# Directions for this task
From the records that follow, copy every line that contains the word "JSON".

Dataset records:
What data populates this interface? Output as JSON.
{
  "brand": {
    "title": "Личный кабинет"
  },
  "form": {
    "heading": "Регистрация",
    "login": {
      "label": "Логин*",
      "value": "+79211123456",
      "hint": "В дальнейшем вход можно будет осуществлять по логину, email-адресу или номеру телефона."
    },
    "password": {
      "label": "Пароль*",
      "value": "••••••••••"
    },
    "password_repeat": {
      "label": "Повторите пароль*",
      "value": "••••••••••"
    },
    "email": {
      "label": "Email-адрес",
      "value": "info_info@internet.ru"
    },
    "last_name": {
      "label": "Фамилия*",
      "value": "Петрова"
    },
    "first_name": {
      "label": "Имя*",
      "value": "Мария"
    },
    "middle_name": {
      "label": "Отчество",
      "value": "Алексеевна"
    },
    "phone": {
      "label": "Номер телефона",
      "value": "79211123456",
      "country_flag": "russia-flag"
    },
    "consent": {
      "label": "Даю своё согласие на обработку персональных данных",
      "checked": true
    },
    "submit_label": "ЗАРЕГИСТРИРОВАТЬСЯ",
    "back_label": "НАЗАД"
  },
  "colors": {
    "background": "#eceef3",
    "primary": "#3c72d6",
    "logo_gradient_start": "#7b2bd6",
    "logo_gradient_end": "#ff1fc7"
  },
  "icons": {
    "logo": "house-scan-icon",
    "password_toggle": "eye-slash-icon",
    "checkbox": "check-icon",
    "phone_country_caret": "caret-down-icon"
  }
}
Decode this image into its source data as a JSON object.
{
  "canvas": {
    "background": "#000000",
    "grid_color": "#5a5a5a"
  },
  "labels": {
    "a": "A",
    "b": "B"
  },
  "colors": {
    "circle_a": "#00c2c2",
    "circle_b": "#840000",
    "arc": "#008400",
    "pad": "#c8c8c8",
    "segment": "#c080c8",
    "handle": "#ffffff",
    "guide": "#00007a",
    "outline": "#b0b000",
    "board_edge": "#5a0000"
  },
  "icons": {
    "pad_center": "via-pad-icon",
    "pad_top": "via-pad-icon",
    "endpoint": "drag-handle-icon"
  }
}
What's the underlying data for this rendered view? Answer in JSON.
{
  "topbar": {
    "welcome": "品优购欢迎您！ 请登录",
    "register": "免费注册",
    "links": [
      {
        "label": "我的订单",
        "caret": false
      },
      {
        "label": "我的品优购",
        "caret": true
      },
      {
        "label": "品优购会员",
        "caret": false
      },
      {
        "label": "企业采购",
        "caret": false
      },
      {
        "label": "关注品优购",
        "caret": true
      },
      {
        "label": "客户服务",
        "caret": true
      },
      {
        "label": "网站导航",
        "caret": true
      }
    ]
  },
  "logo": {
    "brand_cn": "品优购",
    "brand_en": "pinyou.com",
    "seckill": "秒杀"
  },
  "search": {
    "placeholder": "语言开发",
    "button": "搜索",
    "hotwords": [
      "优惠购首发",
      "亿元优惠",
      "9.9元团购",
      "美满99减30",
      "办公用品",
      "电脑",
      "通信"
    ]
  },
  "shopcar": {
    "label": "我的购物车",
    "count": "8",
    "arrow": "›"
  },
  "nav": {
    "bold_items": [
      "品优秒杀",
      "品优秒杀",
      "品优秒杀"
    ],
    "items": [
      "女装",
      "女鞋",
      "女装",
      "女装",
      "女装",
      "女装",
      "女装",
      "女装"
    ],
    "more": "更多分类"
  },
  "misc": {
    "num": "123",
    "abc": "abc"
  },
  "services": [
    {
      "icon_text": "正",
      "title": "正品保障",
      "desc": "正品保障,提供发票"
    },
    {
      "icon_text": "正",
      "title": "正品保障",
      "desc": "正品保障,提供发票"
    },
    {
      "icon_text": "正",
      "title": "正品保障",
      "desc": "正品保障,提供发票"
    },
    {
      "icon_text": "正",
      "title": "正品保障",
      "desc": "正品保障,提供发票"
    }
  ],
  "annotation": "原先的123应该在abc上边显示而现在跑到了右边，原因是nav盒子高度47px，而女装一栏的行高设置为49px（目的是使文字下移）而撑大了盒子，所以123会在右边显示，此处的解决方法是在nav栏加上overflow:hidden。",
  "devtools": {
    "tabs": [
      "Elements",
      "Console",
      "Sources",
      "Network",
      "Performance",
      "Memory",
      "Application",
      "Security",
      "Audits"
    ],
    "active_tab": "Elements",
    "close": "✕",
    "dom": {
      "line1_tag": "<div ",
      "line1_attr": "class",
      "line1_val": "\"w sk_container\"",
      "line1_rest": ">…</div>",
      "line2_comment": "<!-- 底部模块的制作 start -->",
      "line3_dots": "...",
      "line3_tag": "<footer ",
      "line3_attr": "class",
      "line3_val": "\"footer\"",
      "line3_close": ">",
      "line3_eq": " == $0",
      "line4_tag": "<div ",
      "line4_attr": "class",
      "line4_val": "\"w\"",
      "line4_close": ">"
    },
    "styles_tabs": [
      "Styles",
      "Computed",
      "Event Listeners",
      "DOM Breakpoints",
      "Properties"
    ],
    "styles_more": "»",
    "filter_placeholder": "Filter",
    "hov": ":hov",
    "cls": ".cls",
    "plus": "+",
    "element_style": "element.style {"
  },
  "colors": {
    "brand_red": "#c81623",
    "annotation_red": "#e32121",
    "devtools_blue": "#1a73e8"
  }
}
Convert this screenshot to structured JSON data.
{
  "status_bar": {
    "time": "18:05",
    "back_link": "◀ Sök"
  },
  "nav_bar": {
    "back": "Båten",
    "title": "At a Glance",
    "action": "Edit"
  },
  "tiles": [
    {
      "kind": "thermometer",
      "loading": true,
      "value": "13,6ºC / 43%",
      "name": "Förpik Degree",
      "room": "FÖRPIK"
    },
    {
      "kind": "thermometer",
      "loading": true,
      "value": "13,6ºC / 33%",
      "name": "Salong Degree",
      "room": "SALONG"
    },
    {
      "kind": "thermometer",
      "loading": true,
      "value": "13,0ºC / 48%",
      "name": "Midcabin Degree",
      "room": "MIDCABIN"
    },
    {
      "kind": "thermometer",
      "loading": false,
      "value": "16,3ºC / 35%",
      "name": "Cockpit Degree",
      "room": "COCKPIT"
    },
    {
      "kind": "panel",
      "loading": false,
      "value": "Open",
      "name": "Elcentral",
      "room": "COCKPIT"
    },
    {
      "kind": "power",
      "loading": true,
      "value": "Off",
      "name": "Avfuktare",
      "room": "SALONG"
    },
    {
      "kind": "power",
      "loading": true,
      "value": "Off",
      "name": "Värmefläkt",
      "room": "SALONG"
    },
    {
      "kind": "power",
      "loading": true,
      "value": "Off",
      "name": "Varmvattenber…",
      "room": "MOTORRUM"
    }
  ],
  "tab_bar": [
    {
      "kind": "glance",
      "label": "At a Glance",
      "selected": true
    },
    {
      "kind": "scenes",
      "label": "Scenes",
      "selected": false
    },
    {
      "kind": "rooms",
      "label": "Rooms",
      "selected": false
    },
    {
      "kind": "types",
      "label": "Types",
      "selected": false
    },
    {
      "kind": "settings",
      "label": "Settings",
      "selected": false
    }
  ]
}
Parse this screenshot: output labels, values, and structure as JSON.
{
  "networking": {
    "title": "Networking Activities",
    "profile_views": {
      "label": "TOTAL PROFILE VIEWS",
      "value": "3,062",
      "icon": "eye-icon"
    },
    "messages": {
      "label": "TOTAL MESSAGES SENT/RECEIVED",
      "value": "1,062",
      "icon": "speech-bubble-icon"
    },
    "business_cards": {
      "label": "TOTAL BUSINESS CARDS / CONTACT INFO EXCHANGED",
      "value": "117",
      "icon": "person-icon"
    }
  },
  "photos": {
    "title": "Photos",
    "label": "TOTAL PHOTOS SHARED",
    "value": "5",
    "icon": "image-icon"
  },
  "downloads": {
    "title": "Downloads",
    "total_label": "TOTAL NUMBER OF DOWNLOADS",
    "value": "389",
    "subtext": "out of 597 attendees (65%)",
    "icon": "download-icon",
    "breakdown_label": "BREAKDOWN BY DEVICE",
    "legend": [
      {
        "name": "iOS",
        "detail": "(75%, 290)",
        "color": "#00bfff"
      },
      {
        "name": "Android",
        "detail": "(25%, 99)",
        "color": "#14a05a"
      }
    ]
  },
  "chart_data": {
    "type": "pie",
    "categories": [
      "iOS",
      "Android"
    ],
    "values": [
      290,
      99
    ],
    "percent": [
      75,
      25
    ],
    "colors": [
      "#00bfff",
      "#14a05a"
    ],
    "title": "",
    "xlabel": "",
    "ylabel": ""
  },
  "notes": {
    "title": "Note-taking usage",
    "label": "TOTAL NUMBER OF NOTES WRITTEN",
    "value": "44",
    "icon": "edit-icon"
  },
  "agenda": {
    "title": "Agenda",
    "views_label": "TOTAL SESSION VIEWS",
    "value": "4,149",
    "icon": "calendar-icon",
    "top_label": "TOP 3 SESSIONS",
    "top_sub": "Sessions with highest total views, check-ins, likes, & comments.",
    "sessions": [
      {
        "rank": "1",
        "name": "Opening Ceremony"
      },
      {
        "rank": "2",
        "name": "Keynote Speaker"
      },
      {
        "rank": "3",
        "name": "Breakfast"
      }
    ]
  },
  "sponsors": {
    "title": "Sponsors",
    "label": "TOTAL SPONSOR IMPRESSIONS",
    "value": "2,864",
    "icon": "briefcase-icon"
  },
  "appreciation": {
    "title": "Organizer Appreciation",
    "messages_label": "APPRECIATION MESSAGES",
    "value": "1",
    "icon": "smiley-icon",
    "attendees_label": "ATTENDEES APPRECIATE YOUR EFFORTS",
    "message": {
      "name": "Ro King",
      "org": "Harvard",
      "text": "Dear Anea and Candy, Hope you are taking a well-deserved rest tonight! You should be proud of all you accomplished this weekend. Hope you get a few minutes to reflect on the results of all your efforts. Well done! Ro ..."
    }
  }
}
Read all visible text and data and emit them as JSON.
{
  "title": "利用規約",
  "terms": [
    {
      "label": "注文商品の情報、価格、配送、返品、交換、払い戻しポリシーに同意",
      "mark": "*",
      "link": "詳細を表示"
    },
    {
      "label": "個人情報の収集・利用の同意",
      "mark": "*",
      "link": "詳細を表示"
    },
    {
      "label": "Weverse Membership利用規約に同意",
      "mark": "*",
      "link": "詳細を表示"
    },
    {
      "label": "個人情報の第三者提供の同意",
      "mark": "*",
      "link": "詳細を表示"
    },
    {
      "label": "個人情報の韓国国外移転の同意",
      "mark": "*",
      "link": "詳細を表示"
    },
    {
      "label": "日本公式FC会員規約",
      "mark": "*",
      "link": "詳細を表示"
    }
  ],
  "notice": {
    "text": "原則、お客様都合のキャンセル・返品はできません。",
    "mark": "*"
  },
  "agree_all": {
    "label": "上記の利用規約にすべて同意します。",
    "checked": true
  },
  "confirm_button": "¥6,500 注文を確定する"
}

# Reply to the task
What data populates this interface? Output as JSON.
Decode this image into its source data as a JSON object.
What's the underlying data for this rendered view? Answer in JSON.
Convert this screenshot to structured JSON data.
Parse this screenshot: output labels, values, and structure as JSON.
Read all visible text and data and emit them as JSON.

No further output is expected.